“Those are the bluegrass announcements,” Traci Todd told her listeners every Sunday about 3:30 p.m. “Now it’s time for the theme song of George, The Bluegrass Show. Here are Bill Monroe and Jimmy Martin with ‘The Little Girl and the Awful, Dreadful Snake.’”
After another half-hour of bluegrass, sometimes featuring in-studio appearances by the likes of Del McCoury and other greats, a rollicking accordion or Cajun fiddle would open Sounds of the Bayou, hosted by D.J. Cajun Mitch Porcello. Two hours of New Orleans-, Cajun- and Zydeco music would then follow.
And it was all right there for Nashville to tune into every week on WRVU FM, the Vanderbilt University station sold this week to Nashville Public Radio. The broadcast station will now program classical music while the eclectic WRVU (which will retain its call letters) will only be accessible online.
As a listener, I will really miss the station. While Traci signed George, The Bluegrass Show off for the last time a few years ago, WRVU has still been an outlet for bluegrass, old-time, mountain and traditional hillbilly music.
My first memory of hearing Cajun and Zydeco music regularly on the radio in Nashville goes back to the late 1980s, when Casey Lutton started his “91 Chank-a-Chank” show that followed a blues show he also hosted.
DJ Cajun Mitch has hosted Sounds of the Bayou since the mid-90s when he was a student. Now a successful attorney, he has continued to bring a little bit of Louisiana to Nashville. I am fortunate to have been a guest on his show many times and to have become his friend, as well. When I joined Mitch on the air to talk about New Orleans music or Mardi Gras, without fail we always drifted into football. The New Orleans Saints, The Tennessee Titans, Ole Miss, other SEC teams. No matter what time of year it was, it was natural for us to talk football, as well as Zydeco.
Listeners have also been treated to a variety of other music on WRVU, including Gregorian chants, Middle Eastern music, disco and jump music of the 1950s. Big band and music of the 1920s and 1930s have rolled out of radio speakers like “boe-doe-dee-oh-doe” through a megaphone thanks to Ken Berryhill, who bills himself as “The World’s Oldest Living Disc Jockey.”
And then there was Paul McLean’s “Art Radio,” a show devoted to visual art. Think about that. A show about art. On the radio. Things generally thought of as “visual,” don’t always have to be seen to be appreciated.
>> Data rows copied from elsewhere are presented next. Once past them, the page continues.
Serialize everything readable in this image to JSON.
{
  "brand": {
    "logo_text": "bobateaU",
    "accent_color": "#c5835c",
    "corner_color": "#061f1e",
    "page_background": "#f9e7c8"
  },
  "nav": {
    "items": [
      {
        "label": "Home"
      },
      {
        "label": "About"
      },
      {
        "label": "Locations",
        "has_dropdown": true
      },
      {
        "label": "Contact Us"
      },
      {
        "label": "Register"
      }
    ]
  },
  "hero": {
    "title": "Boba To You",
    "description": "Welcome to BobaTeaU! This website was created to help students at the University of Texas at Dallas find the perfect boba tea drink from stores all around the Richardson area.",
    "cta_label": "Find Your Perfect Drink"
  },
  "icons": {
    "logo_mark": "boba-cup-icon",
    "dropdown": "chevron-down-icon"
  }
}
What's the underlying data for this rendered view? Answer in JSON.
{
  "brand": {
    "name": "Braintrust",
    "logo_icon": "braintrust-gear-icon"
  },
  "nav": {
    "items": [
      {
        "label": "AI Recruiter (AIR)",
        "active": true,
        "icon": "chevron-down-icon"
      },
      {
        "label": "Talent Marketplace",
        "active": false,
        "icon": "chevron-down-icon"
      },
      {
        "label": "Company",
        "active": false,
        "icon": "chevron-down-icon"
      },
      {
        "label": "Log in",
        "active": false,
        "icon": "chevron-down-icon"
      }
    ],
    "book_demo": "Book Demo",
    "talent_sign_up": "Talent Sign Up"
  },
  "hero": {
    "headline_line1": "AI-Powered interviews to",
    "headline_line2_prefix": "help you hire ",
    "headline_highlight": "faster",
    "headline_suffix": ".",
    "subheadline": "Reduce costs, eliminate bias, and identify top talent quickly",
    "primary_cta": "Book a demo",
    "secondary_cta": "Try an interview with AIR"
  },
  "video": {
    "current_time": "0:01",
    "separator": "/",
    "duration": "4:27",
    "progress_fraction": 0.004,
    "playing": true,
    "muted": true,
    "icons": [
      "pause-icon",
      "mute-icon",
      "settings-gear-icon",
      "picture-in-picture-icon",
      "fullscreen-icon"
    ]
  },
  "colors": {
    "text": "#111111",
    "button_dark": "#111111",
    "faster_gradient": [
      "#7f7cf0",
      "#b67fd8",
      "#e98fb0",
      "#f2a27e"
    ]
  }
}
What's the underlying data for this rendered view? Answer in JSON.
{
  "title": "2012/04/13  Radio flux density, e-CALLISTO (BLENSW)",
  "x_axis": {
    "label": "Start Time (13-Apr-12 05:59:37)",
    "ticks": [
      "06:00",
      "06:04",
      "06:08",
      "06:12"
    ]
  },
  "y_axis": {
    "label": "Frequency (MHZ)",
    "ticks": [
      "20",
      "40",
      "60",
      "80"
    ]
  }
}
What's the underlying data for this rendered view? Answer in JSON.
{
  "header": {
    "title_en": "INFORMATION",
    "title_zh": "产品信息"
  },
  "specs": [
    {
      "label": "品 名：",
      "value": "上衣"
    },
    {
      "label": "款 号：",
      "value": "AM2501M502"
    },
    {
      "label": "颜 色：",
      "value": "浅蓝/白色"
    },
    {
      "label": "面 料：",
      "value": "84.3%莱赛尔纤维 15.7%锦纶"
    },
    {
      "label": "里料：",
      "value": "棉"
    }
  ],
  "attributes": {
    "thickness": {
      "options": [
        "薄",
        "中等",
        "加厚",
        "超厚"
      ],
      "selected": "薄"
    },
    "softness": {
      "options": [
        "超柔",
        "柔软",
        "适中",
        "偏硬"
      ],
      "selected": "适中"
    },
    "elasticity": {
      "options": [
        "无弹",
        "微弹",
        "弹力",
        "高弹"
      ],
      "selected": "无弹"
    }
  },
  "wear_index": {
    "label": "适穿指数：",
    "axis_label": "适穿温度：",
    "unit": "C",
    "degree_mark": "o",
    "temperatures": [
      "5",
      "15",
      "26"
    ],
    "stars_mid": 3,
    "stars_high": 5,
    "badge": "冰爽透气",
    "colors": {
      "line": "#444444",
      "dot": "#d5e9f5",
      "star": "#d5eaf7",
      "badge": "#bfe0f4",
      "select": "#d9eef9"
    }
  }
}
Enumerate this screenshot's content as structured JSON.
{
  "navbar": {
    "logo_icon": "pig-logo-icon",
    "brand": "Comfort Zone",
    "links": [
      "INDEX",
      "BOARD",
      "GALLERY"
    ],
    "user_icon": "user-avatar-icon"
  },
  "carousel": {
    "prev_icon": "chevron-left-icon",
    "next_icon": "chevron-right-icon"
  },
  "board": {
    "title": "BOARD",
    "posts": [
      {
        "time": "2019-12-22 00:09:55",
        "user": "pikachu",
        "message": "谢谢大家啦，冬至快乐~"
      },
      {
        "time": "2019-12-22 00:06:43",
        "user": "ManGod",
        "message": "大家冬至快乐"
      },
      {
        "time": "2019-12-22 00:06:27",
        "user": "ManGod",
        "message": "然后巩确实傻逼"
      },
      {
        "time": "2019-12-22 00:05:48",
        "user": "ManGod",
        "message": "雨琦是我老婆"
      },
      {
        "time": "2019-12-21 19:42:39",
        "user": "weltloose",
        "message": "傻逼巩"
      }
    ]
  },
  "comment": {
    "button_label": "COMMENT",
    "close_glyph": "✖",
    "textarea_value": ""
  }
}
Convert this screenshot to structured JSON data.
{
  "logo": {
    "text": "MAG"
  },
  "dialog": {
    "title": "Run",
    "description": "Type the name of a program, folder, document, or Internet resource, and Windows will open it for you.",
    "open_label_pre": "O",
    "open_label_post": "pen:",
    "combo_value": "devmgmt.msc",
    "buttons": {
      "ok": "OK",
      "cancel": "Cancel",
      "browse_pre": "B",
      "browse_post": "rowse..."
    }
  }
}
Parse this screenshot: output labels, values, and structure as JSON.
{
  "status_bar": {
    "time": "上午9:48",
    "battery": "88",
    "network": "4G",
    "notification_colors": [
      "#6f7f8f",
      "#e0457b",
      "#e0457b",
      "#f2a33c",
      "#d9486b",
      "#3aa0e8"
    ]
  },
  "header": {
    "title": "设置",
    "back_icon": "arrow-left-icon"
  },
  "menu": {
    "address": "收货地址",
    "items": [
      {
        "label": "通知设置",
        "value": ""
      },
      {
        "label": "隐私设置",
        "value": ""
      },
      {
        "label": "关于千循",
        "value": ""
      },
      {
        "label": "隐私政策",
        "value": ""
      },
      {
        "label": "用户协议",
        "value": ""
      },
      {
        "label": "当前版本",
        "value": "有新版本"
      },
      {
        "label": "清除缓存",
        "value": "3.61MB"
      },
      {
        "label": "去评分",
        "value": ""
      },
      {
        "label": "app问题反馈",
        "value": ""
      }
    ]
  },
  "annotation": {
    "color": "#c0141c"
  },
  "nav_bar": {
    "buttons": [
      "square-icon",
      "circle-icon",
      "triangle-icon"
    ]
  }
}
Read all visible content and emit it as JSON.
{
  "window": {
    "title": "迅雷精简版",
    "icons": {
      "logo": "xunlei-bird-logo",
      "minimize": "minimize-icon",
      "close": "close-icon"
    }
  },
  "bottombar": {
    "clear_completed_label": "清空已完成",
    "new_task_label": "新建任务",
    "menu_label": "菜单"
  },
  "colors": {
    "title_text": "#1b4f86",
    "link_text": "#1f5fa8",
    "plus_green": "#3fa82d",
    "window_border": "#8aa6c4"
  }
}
I also enjoyed “Mad Pad,” hosted by a young woman named Corinne. On the day Shel Silverstein died, she devoted her show to his music, including a request I called in for his own version, in his own odd voice, of “Sarah Cynthia Sylvia Stout (Wouldn’t Take The Garbage Out).”
Not only have listeners lost an outlet for unusual and entertaining programming, but independent musicians have also lost another opportunity to have their music on somebody’s air. Many of my fellow songwriters and performers and I have been in-studio guests on WRVU. Our music was played not because it fit a certain format or was promoted by a record company, but because the announcers (and the public) thought it was worth a listen.
WRVU will still be accessible online but I hardly ever listen to my computer while I’m driving. The station was founded in the early fifties long before the internet and when television was still not in every home.
Independent radio still holds forth with WRFN FM aka Radio Free Nashville, another station I truly admire and listen to frequently on the air and online. Turtle’s Boogie on the Bayou, River Jordan’s Clearstory, Mando Blues, Drew Laney’s Turtle Radio, The Music Hall with Darrel D. & Kim Kramer, Peggy Elam’s Health at Every Size and others are all great shows on Radio Free Nashville.
But I’ll miss being able to tune into WRVU in my car and in my home. Thanks to all at the station who have broadened the horizons and opened many minds to different styles of music over the years. Not to mention the non-music show hosts. That’s another story, in itself.
And to those who have done their best to keep it on the air recently, it appears that, as with the one who fell victim to the “awful, dreadful snake,” every week on George, The Bluegrass Show, “we reached our darling girl too late.”
Thanks to the hosts of the following WRVU shows who have had me on as a guest and played my music over the last two decades:
DJ Cajun Mitch Porcello – Sounds of the Bayou
Ken Berryhill – The Old Record Shop
Casey Lutton – 91 Chank-a-Chank
Paul McLean – Artradio
The New Music Show and That’s All Folk
Text and photo ©2011 Les Kerr
For music, books, photos and More about Les, visit www.leskerr.com